Fourteen years ago I created a painting that was a response to the inadequacies in women’s healthcare. Medea is named after my favorite ancient Greek play of the same name by Euripides. Known for its feminist and political themes, the tragedy was considered to be ahead of its time.
The original painting is 30 x40 inches and is created with watercolor and colored pencil. Medea is split in two to depict the tension between grief and resilience and how these states can overlap. She is also covered in iconography that includes the Adinkra symbol for strength and endurance on her left arm, a tree at her womb to represent reproductive health and and the lightning bolt in her hand to reflect her powers as a sorceress. She is also decorated with various quotes taken directly from the play as well as the line “mule of the earth”, a reference to the quote from Their Eyes Were Watching God by Zora Neale Hurston (“Black women are the mules of the earth.”)
In response to the Supreme Court’s decision to overturn Roe v. Wade, I’m recruiting Medea in the fight for reproductive justice. Starting today, I will be taking pre-orders for 11”x18” prints of this piece to raise money for the Center for Reproductive Rights. The Center is a global human rights organization of lawyers and advocates that fights to ensure that reproductive rights, including abortion, are protected as fundamental human rights.
I'm so happy and proud to say that Harlem for Flint was a success. We met our fundraising goal of $10,000 and there was an excellent turnout of so many people who wanted to support Flint, Michigan.
As an artist, I was thrilled to be able to use my work to help spread the message of determination and hope. I met such incredible people in the process; all of the volunteers had such positive energy that it felt like a family get-together. There's nothing that compares to people coming together in the name of compassion. The performances were tremendous with each artist bringing such passion and beauty. The end of the evening culminated in a troupe of tap and African dance against a crescendo of song.
Of course it was a tremendous thrill to have a video installation of my Inkscapes to serve as a backdrop for the whole night at the National Black Theatre. It added so much to the mood and so many of the spectators were really impressed by it. This is something I definitely want to do more of in the future because I love how the motion of the Inkscapes can create serenity and infuse tremendous energy at the same time.Please be sure to check out the Youtube video featuring Ali Bradley's rehearsal performance against my video installation (it was actually one of my favorite moments of Sunday afternoon).

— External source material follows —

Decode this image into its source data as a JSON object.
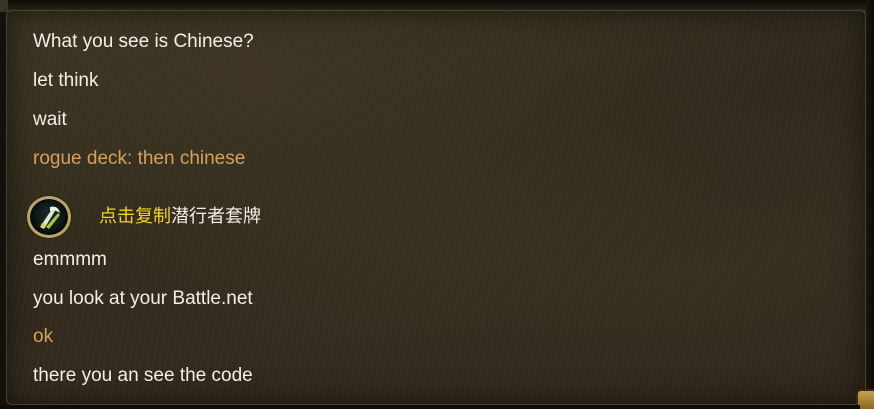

A big thank you to all those that attended and contributed! I'll be adding more video over the next few days so be sure to subscribe to my Youtube channel to see more.
I'm pleased to announce that I am working with the fundraiser Harlem For Flint which will present a one day event of artist performances, speakers, a silent auction and poetry readings to raise money for children adversely affected by the water crisis in Flint. Proceeds will be donated to the Flint Child Health & Development Fund of the Community Foundation of Greater Flint.
I'll be donating a print of my work to the art auction and my new videos of my Inkscapes will also be part of the event too.
Harlem For Flint takes place on Sunday, March, 6 at the National Black Theater in Harlem. For more details, please visit the fundraiser's website at http://harlemforflint.com